Engagement with shipper associations is expected to take centre stage in the activities of the Ghana Shippers’ Authority (GSA) in a bid to sensitize stakeholders on how to avoid demurrage.
Additionally, a ‘ShippersAPP’, a repertoire of maritime trade and transport information including maritime trade statistics, information on vessel movement, port charges, contacts of key stakeholders and a cargo clearance process guideline is to be available and accessible on a mobile phone.
These initiatives are in line with the GSA objective to bring down demurrage and rent charges, which have become a significant drain on the capital of import and export businesses.
Chief Executive of the GSA, Ms Benonita Bismark, announced these at the first in the series of seminars on demurrage for the Ghana Union of Traders Association (GUTA) in Accra.
“We all need to focus on delivering the benefits of efficiency in our systems to the ordinary man on the street.
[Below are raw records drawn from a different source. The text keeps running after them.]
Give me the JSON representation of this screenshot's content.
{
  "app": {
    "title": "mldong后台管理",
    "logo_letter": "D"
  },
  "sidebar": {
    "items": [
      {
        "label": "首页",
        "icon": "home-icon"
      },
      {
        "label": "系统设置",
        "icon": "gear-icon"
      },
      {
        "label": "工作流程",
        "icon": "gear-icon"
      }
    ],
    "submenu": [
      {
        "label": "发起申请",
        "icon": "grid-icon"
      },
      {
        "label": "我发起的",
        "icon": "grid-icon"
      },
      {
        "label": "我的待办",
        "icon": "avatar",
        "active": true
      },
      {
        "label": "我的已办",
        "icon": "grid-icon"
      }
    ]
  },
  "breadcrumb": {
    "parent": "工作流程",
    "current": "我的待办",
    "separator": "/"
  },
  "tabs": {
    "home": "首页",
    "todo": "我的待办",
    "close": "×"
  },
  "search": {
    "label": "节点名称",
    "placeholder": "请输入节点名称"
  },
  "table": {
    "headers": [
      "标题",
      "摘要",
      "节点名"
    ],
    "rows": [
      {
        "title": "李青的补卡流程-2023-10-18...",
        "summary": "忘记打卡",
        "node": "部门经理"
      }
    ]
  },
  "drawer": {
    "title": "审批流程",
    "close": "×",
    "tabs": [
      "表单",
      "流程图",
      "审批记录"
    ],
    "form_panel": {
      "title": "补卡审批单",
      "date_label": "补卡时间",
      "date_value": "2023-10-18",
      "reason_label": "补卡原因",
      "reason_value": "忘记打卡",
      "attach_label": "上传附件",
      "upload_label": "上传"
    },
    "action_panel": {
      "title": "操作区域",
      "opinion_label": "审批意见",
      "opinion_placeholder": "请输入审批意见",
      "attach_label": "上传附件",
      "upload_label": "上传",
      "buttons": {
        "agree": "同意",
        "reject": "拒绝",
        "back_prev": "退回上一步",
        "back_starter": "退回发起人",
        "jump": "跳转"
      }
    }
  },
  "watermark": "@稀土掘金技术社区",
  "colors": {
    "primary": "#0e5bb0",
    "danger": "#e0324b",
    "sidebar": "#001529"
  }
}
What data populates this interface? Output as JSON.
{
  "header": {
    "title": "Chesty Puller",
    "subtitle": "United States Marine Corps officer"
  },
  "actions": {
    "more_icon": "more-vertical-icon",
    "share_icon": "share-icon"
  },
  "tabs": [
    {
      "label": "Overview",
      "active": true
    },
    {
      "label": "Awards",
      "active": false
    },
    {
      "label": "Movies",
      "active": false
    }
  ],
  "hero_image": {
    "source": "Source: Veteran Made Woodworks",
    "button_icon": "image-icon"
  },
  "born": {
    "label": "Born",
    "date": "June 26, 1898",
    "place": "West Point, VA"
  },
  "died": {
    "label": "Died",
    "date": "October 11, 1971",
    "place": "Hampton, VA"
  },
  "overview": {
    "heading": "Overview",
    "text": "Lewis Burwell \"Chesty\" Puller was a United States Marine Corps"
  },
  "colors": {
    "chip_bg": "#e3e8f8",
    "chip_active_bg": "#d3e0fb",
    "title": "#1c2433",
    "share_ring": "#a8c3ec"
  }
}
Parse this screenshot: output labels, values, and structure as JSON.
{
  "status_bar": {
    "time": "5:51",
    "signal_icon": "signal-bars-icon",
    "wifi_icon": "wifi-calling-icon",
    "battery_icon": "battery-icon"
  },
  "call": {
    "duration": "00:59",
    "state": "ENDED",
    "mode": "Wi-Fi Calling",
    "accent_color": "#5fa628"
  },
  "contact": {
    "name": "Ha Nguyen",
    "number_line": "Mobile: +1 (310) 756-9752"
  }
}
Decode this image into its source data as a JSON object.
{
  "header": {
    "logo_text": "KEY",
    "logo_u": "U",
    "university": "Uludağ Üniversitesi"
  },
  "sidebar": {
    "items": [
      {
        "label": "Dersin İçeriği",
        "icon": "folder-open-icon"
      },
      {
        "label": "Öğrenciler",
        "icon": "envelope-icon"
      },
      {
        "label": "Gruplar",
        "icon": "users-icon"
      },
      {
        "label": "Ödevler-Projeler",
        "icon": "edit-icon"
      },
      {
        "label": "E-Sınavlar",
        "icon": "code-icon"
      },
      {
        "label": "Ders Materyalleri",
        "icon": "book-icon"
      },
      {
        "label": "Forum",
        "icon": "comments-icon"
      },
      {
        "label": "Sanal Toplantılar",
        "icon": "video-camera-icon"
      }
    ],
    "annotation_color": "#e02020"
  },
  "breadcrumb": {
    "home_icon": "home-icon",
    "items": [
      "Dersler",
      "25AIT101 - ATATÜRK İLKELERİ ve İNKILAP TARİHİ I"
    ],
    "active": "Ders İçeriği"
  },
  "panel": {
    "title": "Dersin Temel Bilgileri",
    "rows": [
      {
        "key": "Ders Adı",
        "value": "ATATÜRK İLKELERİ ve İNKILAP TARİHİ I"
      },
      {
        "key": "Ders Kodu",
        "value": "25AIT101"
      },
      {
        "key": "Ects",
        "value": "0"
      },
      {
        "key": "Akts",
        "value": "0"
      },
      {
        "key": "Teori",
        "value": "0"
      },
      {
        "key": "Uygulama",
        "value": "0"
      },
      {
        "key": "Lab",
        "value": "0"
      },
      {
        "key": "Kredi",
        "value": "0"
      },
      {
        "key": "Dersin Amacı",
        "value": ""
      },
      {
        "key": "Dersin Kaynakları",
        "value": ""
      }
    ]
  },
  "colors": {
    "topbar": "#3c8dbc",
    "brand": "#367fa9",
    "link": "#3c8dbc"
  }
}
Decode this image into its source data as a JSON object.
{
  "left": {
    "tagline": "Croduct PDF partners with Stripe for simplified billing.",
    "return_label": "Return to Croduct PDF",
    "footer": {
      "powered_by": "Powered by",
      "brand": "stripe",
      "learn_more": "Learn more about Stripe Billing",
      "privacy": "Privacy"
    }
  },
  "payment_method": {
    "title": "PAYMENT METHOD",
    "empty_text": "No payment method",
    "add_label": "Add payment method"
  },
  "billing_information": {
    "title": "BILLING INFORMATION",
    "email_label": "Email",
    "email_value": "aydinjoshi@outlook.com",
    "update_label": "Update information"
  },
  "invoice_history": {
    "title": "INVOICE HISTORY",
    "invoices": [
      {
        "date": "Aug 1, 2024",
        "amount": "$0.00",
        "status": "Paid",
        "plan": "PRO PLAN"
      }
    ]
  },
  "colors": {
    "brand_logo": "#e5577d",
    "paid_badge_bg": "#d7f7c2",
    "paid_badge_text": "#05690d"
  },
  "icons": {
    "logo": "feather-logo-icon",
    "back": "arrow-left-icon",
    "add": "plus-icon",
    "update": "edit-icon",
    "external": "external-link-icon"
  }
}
This means, after today’s seminar, we will ensure that the estimated US$75million paid as demurrage will be reduced to a mere US$5million or less.”
Demurrage is charged to a shipper who holds a container beyond a certain date arising from inability to clear cargo from the port.
According to the Head of Research, Monitoring and Evaluation at the GSA, Mr Emmanuel Arko, free days in Ghana for demurrage is usually seven days.
He explained that each time one incurs demurrage, rent charges come with it for keeping your goods at the port, emphasising that both are ‘avoidable charges’.
Arko outlined the trend of demurrage payments over the years from US$40million in 2010, rising sharply to US$85 million in 2013. Another increase to US$95 million was recorded in 2016 only to drop significantly in 2017 to US$76 million.
President of GUTA, Dr Joseph Obeng, observed that parties present at the seminar must see themselves as ‘indispensable key stakeholders’ as far as business in the ports is concerned.
He applauded the Shippers’ Authority for the engagement but cautioned that the move should not be a nine-day wonder.
Stakeholders present at the seminar included the Customs Division of the GRA, Ship Owners and Agents Association of Ghana, (SOAAG), Ghana Institute of Freight Forwarders (GIFF) and the Ghana Ports and Harbours Authority (GPHA).
By Godfred Tawiah Gogo